All lemurs are native to Madagascar and this species is found in the forests in the North-West. They rely mainly on fruits, flowers and nectar for their diet, but will sometimes eat insects too. The activity behaviour of these lemurs depends on whether it is the wet or dry season. During the wet season they tend to be more active in the day time and in the dry season during themore active at night time. They would tend to live in small groups made up of one male, one female and their young offspring. A breeding pair would usually just have one young at a time and it would be born towards the end of summer or early autumn. Once they reach about three years old they leave the group to go and find a breeding partner.

Lemurs can be quite vocal animals and rely heavily on scent marking to claim their territory.

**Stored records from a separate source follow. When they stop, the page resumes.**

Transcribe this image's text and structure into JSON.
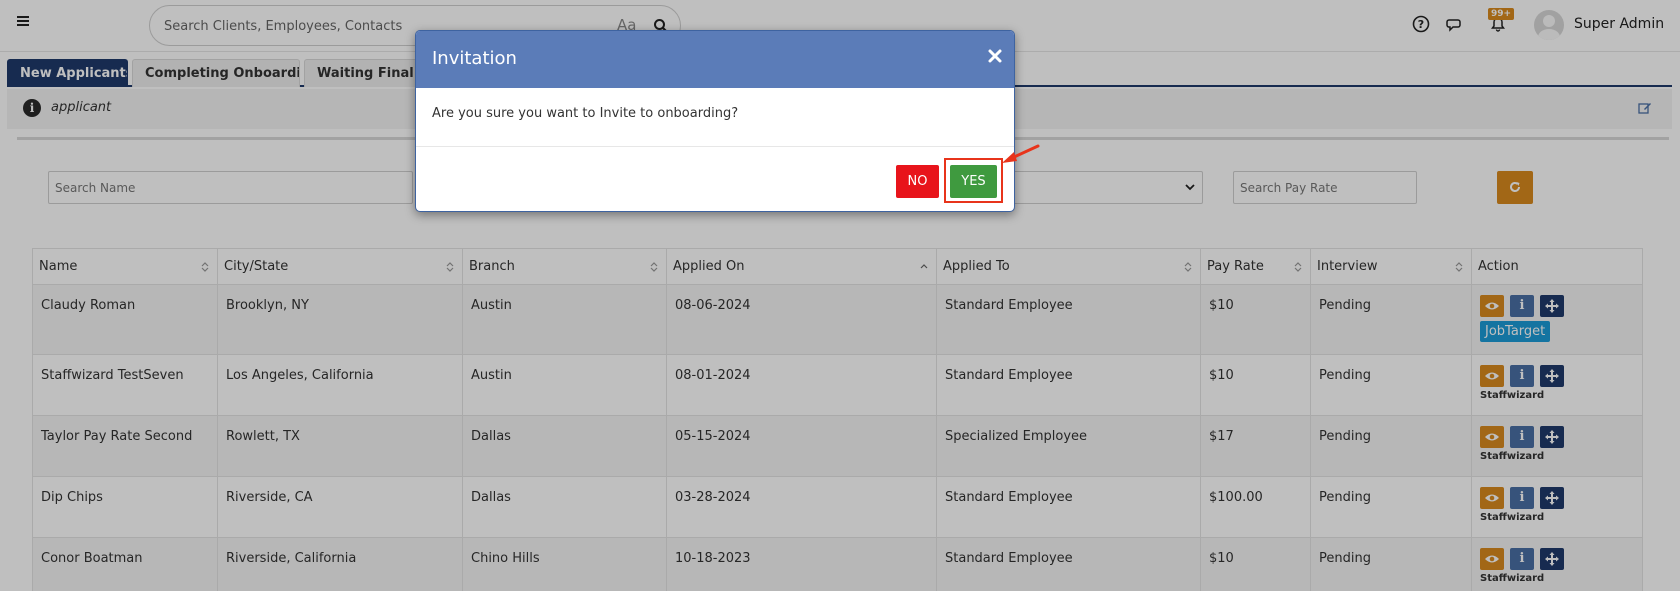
{
  "header": {
    "search_placeholder": "Search Clients, Employees, Contacts",
    "search_aa": "Aa",
    "notification_badge": "99+",
    "user_name": "Super Admin"
  },
  "tabs": [
    {
      "label": "New Applicants",
      "active": true
    },
    {
      "label": "Completing Onboarding",
      "active": false
    },
    {
      "label": "Waiting Final Ap",
      "active": false
    }
  ],
  "info": {
    "text": "applicant"
  },
  "filters": {
    "name_placeholder": "Search Name",
    "payrate_placeholder": "Search Pay Rate"
  },
  "table": {
    "columns": [
      "Name",
      "City/State",
      "Branch",
      "Applied On",
      "Applied To",
      "Pay Rate",
      "Interview",
      "Action"
    ],
    "rows": [
      {
        "name": "Claudy Roman",
        "city": "Brooklyn, NY",
        "branch": "Austin",
        "applied_on": "08-06-2024",
        "applied_to": "Standard Employee",
        "pay_rate": "$10",
        "interview": "Pending",
        "source": "JobTarget"
      },
      {
        "name": "Staffwizard TestSeven",
        "city": "Los Angeles, California",
        "branch": "Austin",
        "applied_on": "08-01-2024",
        "applied_to": "Standard Employee",
        "pay_rate": "$10",
        "interview": "Pending",
        "source": "Staffwizard"
      },
      {
        "name": "Taylor Pay Rate Second",
        "city": "Rowlett, TX",
        "branch": "Dallas",
        "applied_on": "05-15-2024",
        "applied_to": "Specialized Employee",
        "pay_rate": "$17",
        "interview": "Pending",
        "source": "Staffwizard"
      },
      {
        "name": "Dip Chips",
        "city": "Riverside, CA",
        "branch": "Dallas",
        "applied_on": "03-28-2024",
        "applied_to": "Standard Employee",
        "pay_rate": "$100.00",
        "interview": "Pending",
        "source": "Staffwizard"
      },
      {
        "name": "Conor Boatman",
        "city": "Riverside, California",
        "branch": "Chino Hills",
        "applied_on": "10-18-2023",
        "applied_to": "Standard Employee",
        "pay_rate": "$10",
        "interview": "Pending",
        "source": "Staffwizard"
      }
    ]
  },
  "modal": {
    "title": "Invitation",
    "message": "Are you sure you want to Invite to onboarding?",
    "no_label": "NO",
    "yes_label": "YES"
  },
  "colors": {
    "brand_navy": "#1f3a6b",
    "modal_header": "#5b7cb8",
    "accent_orange": "#d98a1e",
    "no_red": "#e8141b",
    "yes_green": "#3f9a3f",
    "highlight_red": "#e8341b"
  }
}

They are excellent at climbing and jumping through the trees. They are not able to grasp branches with their long tail, but would use it to balance to ensure they don’t fall from the trees. Their hands and fingers are extremely mobile so they are able to hold food objects and grab the branches when climbing.

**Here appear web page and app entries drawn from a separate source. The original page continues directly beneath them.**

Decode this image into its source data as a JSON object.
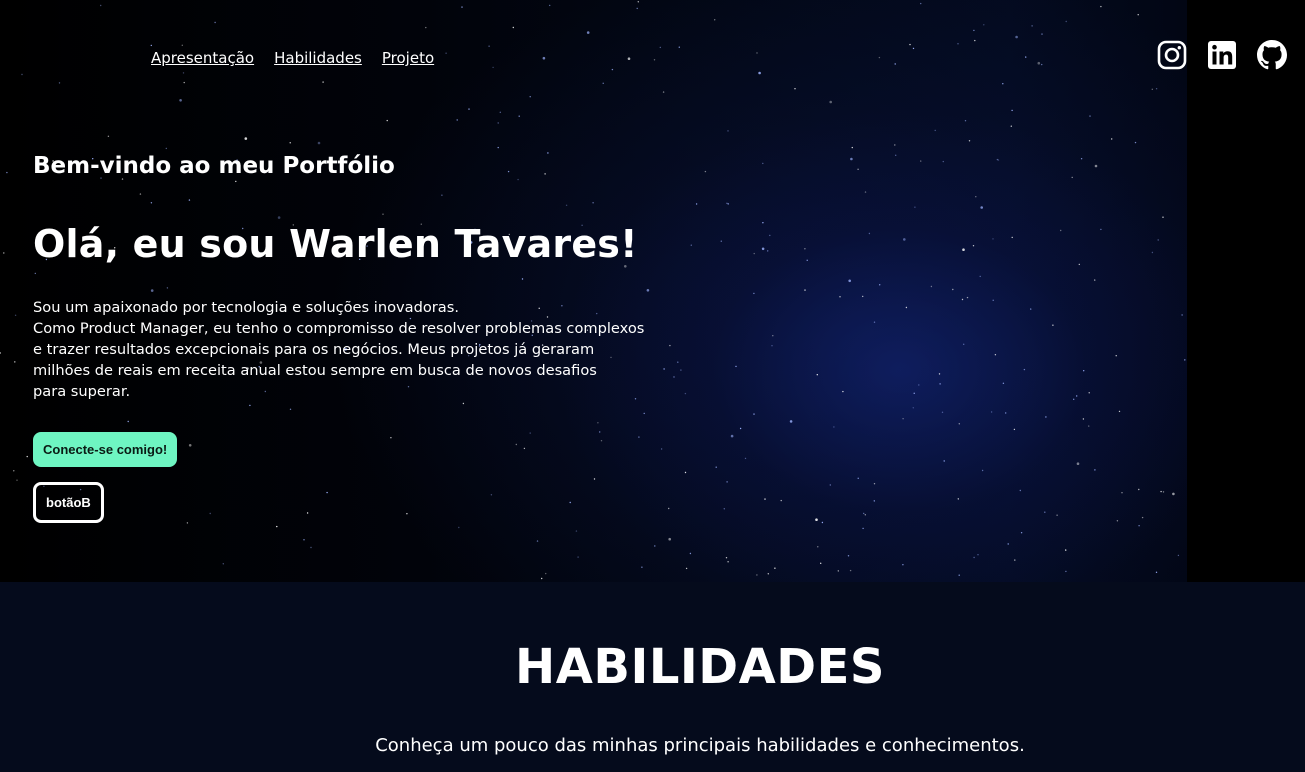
{
  "nav": {
    "items": [
      "Apresentação",
      "Habilidades",
      "Projeto"
    ]
  },
  "socials": {
    "items": [
      "instagram-icon",
      "linkedin-icon",
      "github-icon"
    ]
  },
  "hero": {
    "subtitle": "Bem-vindo ao meu Portfólio",
    "title": "Olá, eu sou Warlen Tavares!",
    "description_lines": [
      "Sou um apaixonado por tecnologia e soluções inovadoras.",
      "Como Product Manager, eu tenho o compromisso de resolver problemas complexos",
      "e trazer resultados excepcionais para os negócios. Meus projetos já geraram",
      "milhões de reais em receita anual estou sempre em busca de novos desafios",
      "para superar."
    ],
    "primary_button": "Conecte-se comigo!",
    "secondary_button": "botãoB"
  },
  "skills": {
    "title": "HABILIDADES",
    "description": "Conheça um pouco das minhas principais habilidades e conhecimentos."
  },
  "colors": {
    "accent": "#6ef5c2",
    "hero_bg": "#000000",
    "skills_bg": "#050b1c",
    "text": "#ffffff"
  }
}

Unfortunately, the mongoose lemur population is declining in numbers due to the destruction of their habitat to make way for pasture and charcoal. It is also sometimes hunted for food or captured to be sold in the pet trade. It is illegal to kill lemurs, however many local people ignore the law or are unaware of it so continue to hunt this species. Perhaps in the future, our pair of mongoose lemur will breed here at Flamingo Land and help to maintain the captive population numbers of this vulnerable species.